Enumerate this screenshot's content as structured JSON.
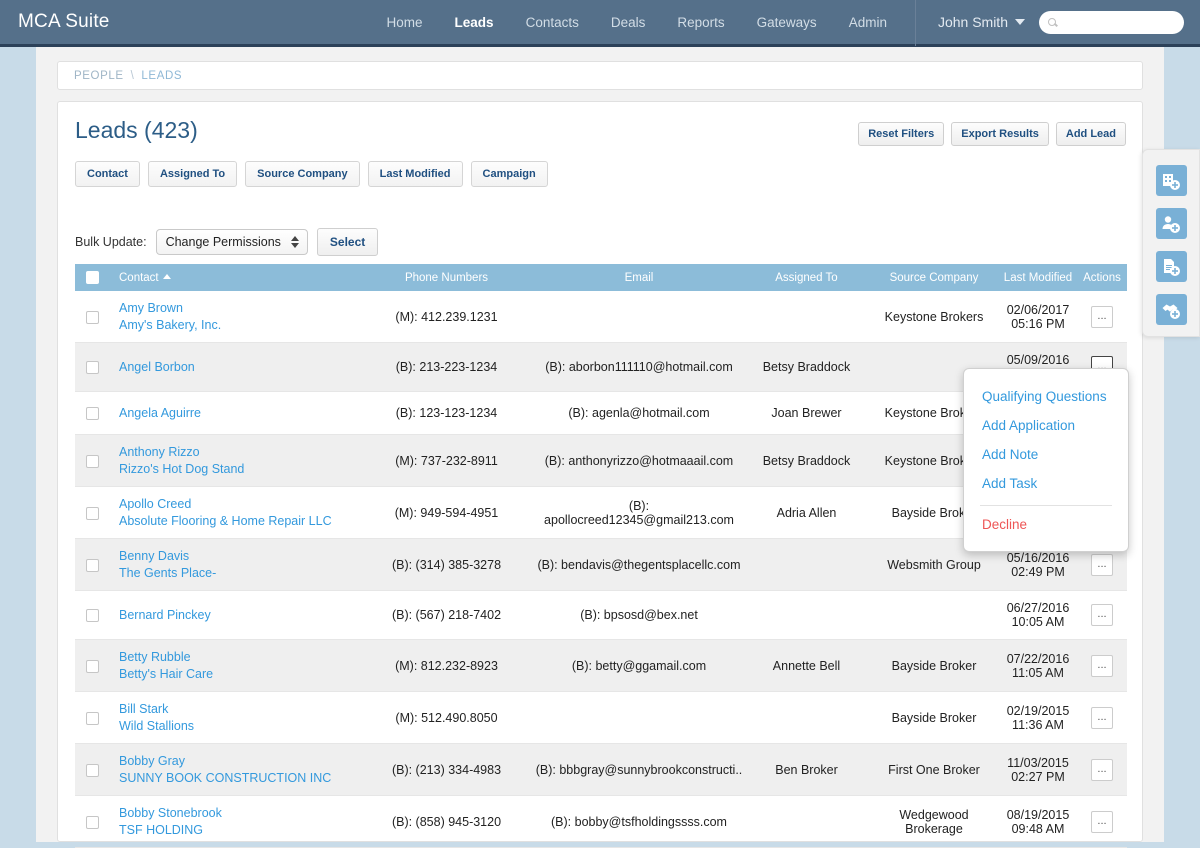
{
  "navbar": {
    "brand": "MCA Suite",
    "links": [
      {
        "label": "Home",
        "active": false
      },
      {
        "label": "Leads",
        "active": true
      },
      {
        "label": "Contacts",
        "active": false
      },
      {
        "label": "Deals",
        "active": false
      },
      {
        "label": "Reports",
        "active": false
      },
      {
        "label": "Gateways",
        "active": false
      },
      {
        "label": "Admin",
        "active": false
      }
    ],
    "user": "John Smith",
    "search_placeholder": "",
    "search_value": ""
  },
  "breadcrumb": {
    "root": "PEOPLE",
    "separator": "\\",
    "current": "LEADS"
  },
  "header": {
    "title": "Leads (423)",
    "buttons": [
      {
        "label": "Reset Filters"
      },
      {
        "label": "Export Results"
      },
      {
        "label": "Add Lead"
      }
    ]
  },
  "filters": [
    {
      "label": "Contact"
    },
    {
      "label": "Assigned To"
    },
    {
      "label": "Source Company"
    },
    {
      "label": "Last Modified"
    },
    {
      "label": "Campaign"
    }
  ],
  "bulk": {
    "label": "Bulk Update:",
    "selected": "Change Permissions",
    "options": [
      "Change Permissions"
    ],
    "select_button": "Select"
  },
  "table": {
    "columns": [
      {
        "key": "contact",
        "label": "Contact",
        "sorted": "asc"
      },
      {
        "key": "phone",
        "label": "Phone Numbers"
      },
      {
        "key": "email",
        "label": "Email"
      },
      {
        "key": "assigned",
        "label": "Assigned To"
      },
      {
        "key": "source",
        "label": "Source Company"
      },
      {
        "key": "modified",
        "label": "Last Modified"
      },
      {
        "key": "actions",
        "label": "Actions"
      }
    ],
    "rows": [
      {
        "name": "Amy Brown",
        "company": "Amy's Bakery, Inc.",
        "phone": "(M): 412.239.1231",
        "email": "",
        "assigned": "",
        "source": "Keystone Brokers",
        "modified": "02/06/2017 05:16 PM"
      },
      {
        "name": "Angel Borbon",
        "company": "",
        "phone": "(B): 213-223-1234",
        "email": "(B): aborbon111110@hotmail.com",
        "assigned": "Betsy Braddock",
        "source": "",
        "modified": "05/09/2016 04:28 PM"
      },
      {
        "name": "Angela Aguirre",
        "company": "",
        "phone": "(B): 123-123-1234",
        "email": "(B): agenla@hotmail.com",
        "assigned": "Joan Brewer",
        "source": "Keystone Brokers",
        "modified": ""
      },
      {
        "name": "Anthony Rizzo",
        "company": "Rizzo's Hot Dog Stand",
        "phone": "(M): 737-232-8911",
        "email": "(B): anthonyrizzo@hotmaaail.com",
        "assigned": "Betsy Braddock",
        "source": "Keystone Brokers",
        "modified": ""
      },
      {
        "name": "Apollo Creed",
        "company": "Absolute Flooring & Home Repair LLC",
        "phone": "(M): 949-594-4951",
        "email": "(B): apollocreed12345@gmail213.com",
        "assigned": "Adria Allen",
        "source": "Bayside Broker",
        "modified": ""
      },
      {
        "name": "Benny Davis",
        "company": "The Gents Place-",
        "phone": "(B): (314) 385-3278",
        "email": "(B): bendavis@thegentsplacellc.com",
        "assigned": "",
        "source": "Websmith Group",
        "modified": "05/16/2016 02:49 PM"
      },
      {
        "name": "Bernard Pinckey",
        "company": "",
        "phone": "(B): (567) 218-7402",
        "email": "(B): bpsosd@bex.net",
        "assigned": "",
        "source": "",
        "modified": "06/27/2016 10:05 AM"
      },
      {
        "name": "Betty Rubble",
        "company": "Betty's Hair Care",
        "phone": "(M): 812.232-8923",
        "email": "(B): betty@ggamail.com",
        "assigned": "Annette Bell",
        "source": "Bayside Broker",
        "modified": "07/22/2016 11:05 AM"
      },
      {
        "name": "Bill Stark",
        "company": "Wild Stallions",
        "phone": "(M): 512.490.8050",
        "email": "",
        "assigned": "",
        "source": "Bayside Broker",
        "modified": "02/19/2015 11:36 AM"
      },
      {
        "name": "Bobby Gray",
        "company": "SUNNY BOOK CONSTRUCTION INC",
        "phone": "(B): (213) 334-4983",
        "email": "(B): bbbgray@sunnybrookconstructi..",
        "assigned": "Ben Broker",
        "source": "First One Broker",
        "modified": "11/03/2015 02:27 PM"
      },
      {
        "name": "Bobby Stonebrook",
        "company": "TSF HOLDING",
        "phone": "(B): (858) 945-3120",
        "email": "(B): bobby@tsfholdingssss.com",
        "assigned": "",
        "source": "Wedgewood Brokerage",
        "modified": "08/19/2015 09:48 AM"
      }
    ],
    "row_action_label": "..."
  },
  "action_menu": {
    "items": [
      {
        "label": "Qualifying Questions",
        "danger": false
      },
      {
        "label": "Add Application",
        "danger": false
      },
      {
        "label": "Add Note",
        "danger": false
      },
      {
        "label": "Add Task",
        "danger": false
      },
      {
        "label": "Decline",
        "danger": true
      }
    ]
  },
  "quick_rail": {
    "buttons": [
      {
        "icon": "add-company-icon"
      },
      {
        "icon": "add-contact-icon"
      },
      {
        "icon": "add-document-icon"
      },
      {
        "icon": "add-deal-icon"
      }
    ]
  },
  "colors": {
    "navbar": "#55708a",
    "navbar_border": "#2c4159",
    "page_accent": "#2c5d87",
    "table_header": "#8cbcd9",
    "link": "#3399dd",
    "danger": "#ee5555",
    "rail_icon": "#79b0d6",
    "page_margin": "#c8dbe8"
  }
}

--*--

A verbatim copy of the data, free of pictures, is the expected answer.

> _Response box_:
Enumerate this screenshot's content as structured JSON.
{
  "navbar": {
    "brand": "MCA Suite",
    "links": [
      {
        "label": "Home",
        "active": false
      },
      {
        "label": "Leads",
        "active": true
      },
      {
        "label": "Contacts",
        "active": false
      },
      {
        "label": "Deals",
        "active": false
      },
      {
        "label": "Reports",
        "active": false
      },
      {
        "label": "Gateways",
        "active": false
      },
      {
        "label": "Admin",
        "active": false
      }
    ],
    "user": "John Smith",
    "search_placeholder": "",
    "search_value": ""
  },
  "breadcrumb": {
    "root": "PEOPLE",
    "separator": "\\",
    "current": "LEADS"
  },
  "header": {
    "title": "Leads (423)",
    "buttons": [
      {
        "label": "Reset Filters"
      },
      {
        "label": "Export Results"
      },
      {
        "label": "Add Lead"
      }
    ]
  },
  "filters": [
    {
      "label": "Contact"
    },
    {
      "label": "Assigned To"
    },
    {
      "label": "Source Company"
    },
    {
      "label": "Last Modified"
    },
    {
      "label": "Campaign"
    }
  ],
  "bulk": {
    "label": "Bulk Update:",
    "selected": "Change Permissions",
    "options": [
      "Change Permissions"
    ],
    "select_button": "Select"
  },
  "table": {
    "columns": [
      {
        "key": "contact",
        "label": "Contact",
        "sorted": "asc"
      },
      {
        "key": "phone",
        "label": "Phone Numbers"
      },
      {
        "key": "email",
        "label": "Email"
      },
      {
        "key": "assigned",
        "label": "Assigned To"
      },
      {
        "key": "source",
        "label": "Source Company"
      },
      {
        "key": "modified",
        "label": "Last Modified"
      },
      {
        "key": "actions",
        "label": "Actions"
      }
    ],
    "rows": [
      {
        "name": "Amy Brown",
        "company": "Amy's Bakery, Inc.",
        "phone": "(M): 412.239.1231",
        "email": "",
        "assigned": "",
        "source": "Keystone Brokers",
        "modified": "02/06/2017 05:16 PM"
      },
      {
        "name": "Angel Borbon",
        "company": "",
        "phone": "(B): 213-223-1234",
        "email": "(B): aborbon111110@hotmail.com",
        "assigned": "Betsy Braddock",
        "source": "",
        "modified": "05/09/2016 04:28 PM"
      },
      {
        "name": "Angela Aguirre",
        "company": "",
        "phone": "(B): 123-123-1234",
        "email": "(B): agenla@hotmail.com",
        "assigned": "Joan Brewer",
        "source": "Keystone Brokers",
        "modified": ""
      },
      {
        "name": "Anthony Rizzo",
        "company": "Rizzo's Hot Dog Stand",
        "phone": "(M): 737-232-8911",
        "email": "(B): anthonyrizzo@hotmaaail.com",
        "assigned": "Betsy Braddock",
        "source": "Keystone Brokers",
        "modified": ""
      },
      {
        "name": "Apollo Creed",
        "company": "Absolute Flooring & Home Repair LLC",
        "phone": "(M): 949-594-4951",
        "email": "(B): apollocreed12345@gmail213.com",
        "assigned": "Adria Allen",
        "source": "Bayside Broker",
        "modified": ""
      },
      {
        "name": "Benny Davis",
        "company": "The Gents Place-",
        "phone": "(B): (314) 385-3278",
        "email": "(B): bendavis@thegentsplacellc.com",
        "assigned": "",
        "source": "Websmith Group",
        "modified": "05/16/2016 02:49 PM"
      },
      {
        "name": "Bernard Pinckey",
        "company": "",
        "phone": "(B): (567) 218-7402",
        "email": "(B): bpsosd@bex.net",
        "assigned": "",
        "source": "",
        "modified": "06/27/2016 10:05 AM"
      },
      {
        "name": "Betty Rubble",
        "company": "Betty's Hair Care",
        "phone": "(M): 812.232-8923",
        "email": "(B): betty@ggamail.com",
        "assigned": "Annette Bell",
        "source": "Bayside Broker",
        "modified": "07/22/2016 11:05 AM"
      },
      {
        "name": "Bill Stark",
        "company": "Wild Stallions",
        "phone": "(M): 512.490.8050",
        "email": "",
        "assigned": "",
        "source": "Bayside Broker",
        "modified": "02/19/2015 11:36 AM"
      },
      {
        "name": "Bobby Gray",
        "company": "SUNNY BOOK CONSTRUCTION INC",
        "phone": "(B): (213) 334-4983",
        "email": "(B): bbbgray@sunnybrookconstructi..",
        "assigned": "Ben Broker",
        "source": "First One Broker",
        "modified": "11/03/2015 02:27 PM"
      },
      {
        "name": "Bobby Stonebrook",
        "company": "TSF HOLDING",
        "phone": "(B): (858) 945-3120",
        "email": "(B): bobby@tsfholdingssss.com",
        "assigned": "",
        "source": "Wedgewood Brokerage",
        "modified": "08/19/2015 09:48 AM"
      }
    ],
    "row_action_label": "..."
  },
  "action_menu": {
    "items": [
      {
        "label": "Qualifying Questions",
        "danger": false
      },
      {
        "label": "Add Application",
        "danger": false
      },
      {
        "label": "Add Note",
        "danger": false
      },
      {
        "label": "Add Task",
        "danger": false
      },
      {
        "label": "Decline",
        "danger": true
      }
    ]
  },
  "quick_rail": {
    "buttons": [
      {
        "icon": "add-company-icon"
      },
      {
        "icon": "add-contact-icon"
      },
      {
        "icon": "add-document-icon"
      },
      {
        "icon": "add-deal-icon"
      }
    ]
  },
  "colors": {
    "navbar": "#55708a",
    "navbar_border": "#2c4159",
    "page_accent": "#2c5d87",
    "table_header": "#8cbcd9",
    "link": "#3399dd",
    "danger": "#ee5555",
    "rail_icon": "#79b0d6",
    "page_margin": "#c8dbe8"
  }
}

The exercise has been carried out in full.